  • order that the Defendant shall pay equitable compensation to the Plaintiff if the Plaintiff is unable to recover the Bitcoins in specie, with quantum to be assessed.

Key Takeaways

Nico demonstrates the willingness of Hong Kong Courts to provide relief, in appropriate cases, to secure assets, even in circumstances where the assets which give rise to the application are virtual rather than tangible. While the Court did not explicitly address whether Bitcoins (or crypto-assets more generally) constitute “property”, in this instant case, the Court’s willingness to order significant injunctive relief in the form of (1) a Mareva injunction to restrain the Defendant from disposing his assets in Hong Kong, including Bitcoins (up to US$2.6 million), and (2) the Discovery Order, to reveal what has become of the Bitcoins and the fund flow of the sale proceeds will provide crypto-market participants in Hong Kong with assurance of the likely approach of the Hong Kong Courts in future cases.

The Nico decision follows the approach adopted in other common law jurisdictions concerning the legal status of Bitcoins and other crypto-assets. More importantly, there appears to be an increasing willingness of courts to provide interim relief in appropriate circumstances.

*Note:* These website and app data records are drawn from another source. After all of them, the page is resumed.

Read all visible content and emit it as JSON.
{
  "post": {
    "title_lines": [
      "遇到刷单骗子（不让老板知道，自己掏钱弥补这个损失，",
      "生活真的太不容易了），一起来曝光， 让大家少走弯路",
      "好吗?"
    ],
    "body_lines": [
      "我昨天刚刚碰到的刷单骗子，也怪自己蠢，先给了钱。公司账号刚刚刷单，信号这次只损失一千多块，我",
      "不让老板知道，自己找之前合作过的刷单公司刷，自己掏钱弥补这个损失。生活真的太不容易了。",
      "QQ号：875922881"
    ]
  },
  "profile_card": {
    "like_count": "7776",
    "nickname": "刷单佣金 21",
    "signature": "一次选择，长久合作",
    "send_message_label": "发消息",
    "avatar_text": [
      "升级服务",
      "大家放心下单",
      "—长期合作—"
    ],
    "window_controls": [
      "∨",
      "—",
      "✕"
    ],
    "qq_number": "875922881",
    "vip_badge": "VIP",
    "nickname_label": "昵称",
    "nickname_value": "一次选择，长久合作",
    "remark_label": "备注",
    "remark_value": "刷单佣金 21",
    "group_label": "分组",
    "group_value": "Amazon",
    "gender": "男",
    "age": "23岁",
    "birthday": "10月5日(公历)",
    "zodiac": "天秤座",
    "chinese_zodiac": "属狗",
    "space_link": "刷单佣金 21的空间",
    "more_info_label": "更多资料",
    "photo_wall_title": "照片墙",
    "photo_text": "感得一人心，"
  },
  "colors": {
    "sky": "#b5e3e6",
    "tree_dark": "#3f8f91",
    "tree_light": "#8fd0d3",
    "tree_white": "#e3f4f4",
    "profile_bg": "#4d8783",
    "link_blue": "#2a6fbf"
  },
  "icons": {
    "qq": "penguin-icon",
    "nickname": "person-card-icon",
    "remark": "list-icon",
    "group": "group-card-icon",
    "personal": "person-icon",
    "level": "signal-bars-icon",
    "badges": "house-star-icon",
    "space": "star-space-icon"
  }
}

English courts have held that crypto-assets, such as Bitcoin, can be treated as property under English law (see AA v Persons Unknown who demanded Bitcoin on 10th and 11th October 2019 and others [2019] EWHC 3556 (Comm) and our Firm’s briefing on this decision here). Similarly, in New Zealand, the courts held in Ruscoe v Cryptopia Ltd (in liquidation) [2020] NZHC 728 that crypto-assets constitute a form of property, and are capable of being held on trust. Earlier this year, the Singapore High Court, in CLM v CLN [2022] SGHC 46, held that crypto-assets met the definition of a “property right”, and hence the plaintiff in that case could prove a serious arguable case that the stolen crypto-assets were capable of giving rise to proprietary rights and thus could be protected with proprietary injunction. In coming to these determinations, the Singapore courts considered the growing body of case law from other jurisdictions, in particular the analysis in Ruscoe.

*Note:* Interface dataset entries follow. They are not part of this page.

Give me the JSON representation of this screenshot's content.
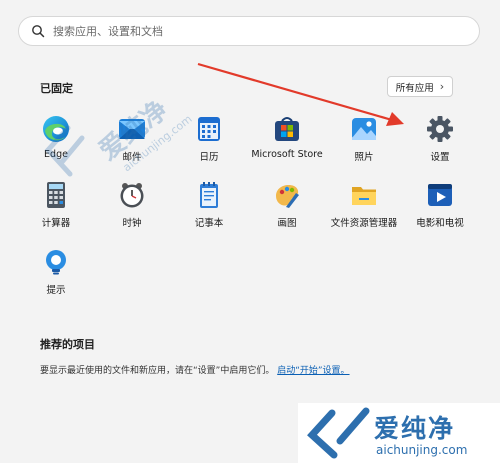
{
  "search": {
    "placeholder": "搜索应用、设置和文档"
  },
  "pinned": {
    "title": "已固定",
    "all_apps_label": "所有应用",
    "apps": [
      {
        "label": "Edge",
        "icon": "edge-icon"
      },
      {
        "label": "邮件",
        "icon": "mail-icon"
      },
      {
        "label": "日历",
        "icon": "calendar-icon"
      },
      {
        "label": "Microsoft Store",
        "icon": "store-icon"
      },
      {
        "label": "照片",
        "icon": "photos-icon"
      },
      {
        "label": "设置",
        "icon": "settings-gear-icon"
      },
      {
        "label": "计算器",
        "icon": "calculator-icon"
      },
      {
        "label": "时钟",
        "icon": "clock-icon"
      },
      {
        "label": "记事本",
        "icon": "notepad-icon"
      },
      {
        "label": "画图",
        "icon": "paint-icon"
      },
      {
        "label": "文件资源管理器",
        "icon": "file-explorer-icon"
      },
      {
        "label": "电影和电视",
        "icon": "movies-tv-icon"
      },
      {
        "label": "提示",
        "icon": "tips-icon"
      }
    ]
  },
  "recommended": {
    "title": "推荐的项目",
    "text": "要显示最近使用的文件和新应用，请在“设置”中启用它们。",
    "link_text": "启动“开始”设置。"
  },
  "watermark": {
    "cn": "爱纯净",
    "url": "aichunjing.com"
  },
  "colors": {
    "background": "#f3f3f3",
    "arrow": "#e23a2a",
    "link": "#0a5fb4",
    "watermark": "#2d6fae"
  }
}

With the advent of digitalisation and the decentralisation of finance, the Nico case also demonstrates the powerful impact blockchain technology can have in the context of crypto-asset-tracing. Blockchain technology, as a type of distributed ledger technology, has an inherent feature that all historical transaction sequences are immutable, publicly accessible and traceable by all node participants. Here, the Court in Nico appeared to have relied on, amongst others, the transaction records in a Gatecoin report, together with the transactions records within the public ledger for Bitcoin, to ascertain the ownership and the transfer of the Bitcoins from the Plaintiff to the Defendant.

In the context of investors seeking redress for misappropriated crypto-assets, this a welcomed development, and an area to watch out for during the latter half of 2022, especially as the cryptocurrency market experiences a degree of recent volatility.